Why that’s a Benefit to You
If you have a substantial amount in your IRA and have charities you want to support, being able to make QCDs one to two years before you are required to take RMDs from your IRA (at age 72) will reduce your IRA balance and the amount of future RMDs. The higher your IRA balance, the higher your RMD, based on the IRS formula. By taking distributions from your IRA leading up to age 72 with the intention of reducing future RMD amounts, you can “smooth out” your future tax liability. Now taxpayers have one to two years to implement this strategy completely tax free, providing them with even more control over future RMDs and related tax liability.
One condition is that the charities you support must be public for you to qualify for the tax exemption. Private charities and private foundations are not eligible for these purposes. If you’re looking for public charities that are aligned with your values, Charity Navigator (charitynavigator.org) is an unbiased resource that reviews and rates thousands of charities to help donors make wise decisions and know that their gifts are being used appropriately.
Call on Us
Understanding the ever-changing tax landscape and the new SECURE Act can be daunting for non-professionals. At Modera, we stay on top of the issues that concern our clients and are available to consult with you at any time to help determine the strategies that make the most sense for you.
Want to learn even more about how the SECURE Act might affect you? Please contact us.
1Please note, RMDs have been waived in 2020 based on the passage of the CARES Act
Modera Wealth Management., LLC is an SEC registered investment adviser with places of business in Massachusetts, New Jersey, Georgia, North Carolina and Florida. SEC registration does not imply any level of skill or training. Modera may only transact business in those states in which it is registered or qualifies for an exemption or exclusion from registration requirements.
For additional information about Modera, including its registration status, fees and services and/or a copy of our Form ADV Disclosure Brochure, please contact us or refer to the Investment Adviser Public Disclosure web site (www.adviserinfo.sec.gov). A full description of the firm’s business operations and service offerings is contained in our Disclosure Brochure which appears as Part 2A of Form ADV. Please read the Disclosure Brochure carefully before you invest or send money.
This article is limited to the dissemination of general information about Modera’s investment advisory and financial planning services that is not suitable for everyone. Nothing herein should be interpreted or construed as investment advice nor as legal, tax or accounting advice nor as personalized financial planning, tax planning or wealth management advice. For legal, tax and accounting-related matters, we recommend you seek the advice of a qualified attorney or accountant. This article is not a substitute for personalized investment or financial planning from Modera. There is no guarantee that the views and opinions expressed herein will come to pass, and the information herein should not be considered a solicitation to engage in a particular investment or financial planning strategy. The statements and opinions expressed in this article are subject to change without notice based on changes in the law and other conditions.

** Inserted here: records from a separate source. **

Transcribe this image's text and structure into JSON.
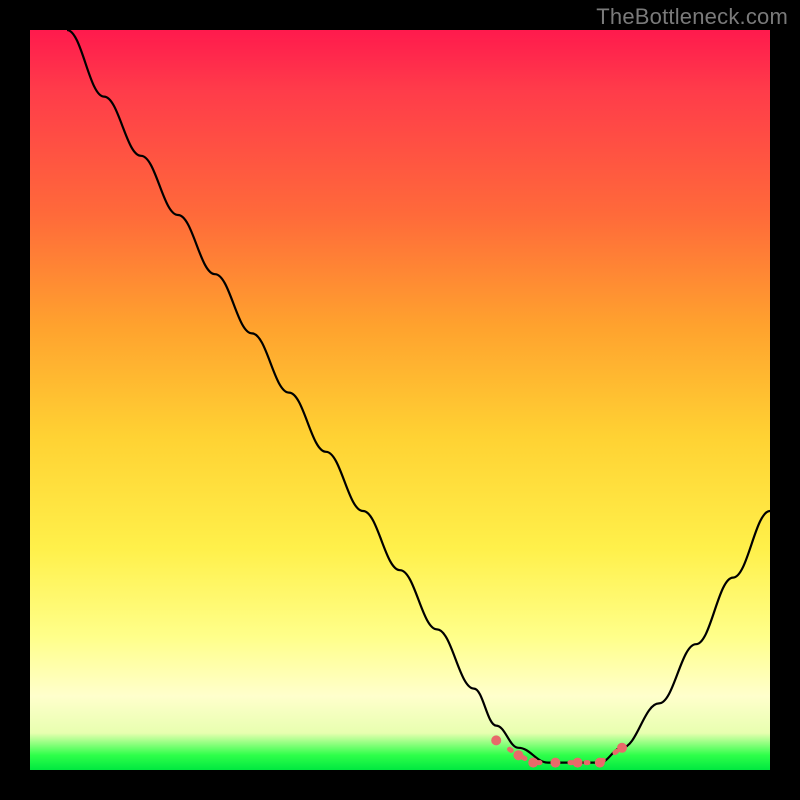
{
  "watermark": "TheBottleneck.com",
  "chart_data": {
    "type": "line",
    "title": "",
    "xlabel": "",
    "ylabel": "",
    "xlim": [
      0,
      100
    ],
    "ylim": [
      0,
      100
    ],
    "grid": false,
    "series": [
      {
        "name": "bottleneck-curve",
        "x": [
          5,
          10,
          15,
          20,
          25,
          30,
          35,
          40,
          45,
          50,
          55,
          60,
          63,
          66,
          70,
          74,
          77,
          80,
          85,
          90,
          95,
          100
        ],
        "y": [
          100,
          91,
          83,
          75,
          67,
          59,
          51,
          43,
          35,
          27,
          19,
          11,
          6,
          3,
          1,
          1,
          1,
          3,
          9,
          17,
          26,
          35
        ]
      }
    ],
    "markers": {
      "name": "bottom-dots",
      "color": "#e86a6a",
      "x": [
        63,
        66,
        68,
        71,
        74,
        77,
        80
      ],
      "y": [
        4,
        2,
        1,
        1,
        1,
        1,
        3
      ]
    },
    "background_gradient": {
      "stops": [
        {
          "pos": 0,
          "color": "#ff1a4d"
        },
        {
          "pos": 25,
          "color": "#ff6a3a"
        },
        {
          "pos": 55,
          "color": "#ffd233"
        },
        {
          "pos": 82,
          "color": "#ffff8a"
        },
        {
          "pos": 95,
          "color": "#e8ffb0"
        },
        {
          "pos": 100,
          "color": "#00e840"
        }
      ]
    }
  }
}
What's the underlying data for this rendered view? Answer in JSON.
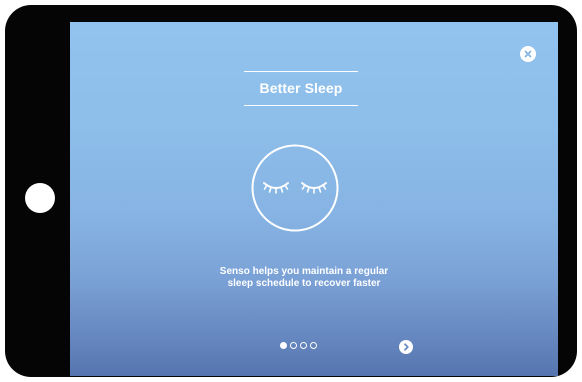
{
  "onboarding": {
    "title": "Better Sleep",
    "message_line1": "Senso helps you maintain a regular",
    "message_line2": "sleep schedule to recover faster",
    "page_count": 4,
    "current_page": 1
  },
  "icons": {
    "close": "close-icon",
    "next": "chevron-right-icon",
    "illustration": "sleeping-eyes-icon"
  },
  "colors": {
    "background_top": "#92c3ee",
    "background_bottom": "#5675b0",
    "foreground": "#ffffff",
    "device_frame": "#050505"
  }
}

Investing in the markets involves gains and losses and may not be suitable for all investors. Information herein is subject to change without notice and should not be considered a solicitation to buy or sell any security or to engage in a particular investment or financial planning strategy. Individual client asset allocations and investment strategies differ based on varying degrees of diversification and other factors. Diversification does not guarantee a profit or guarantee against a loss.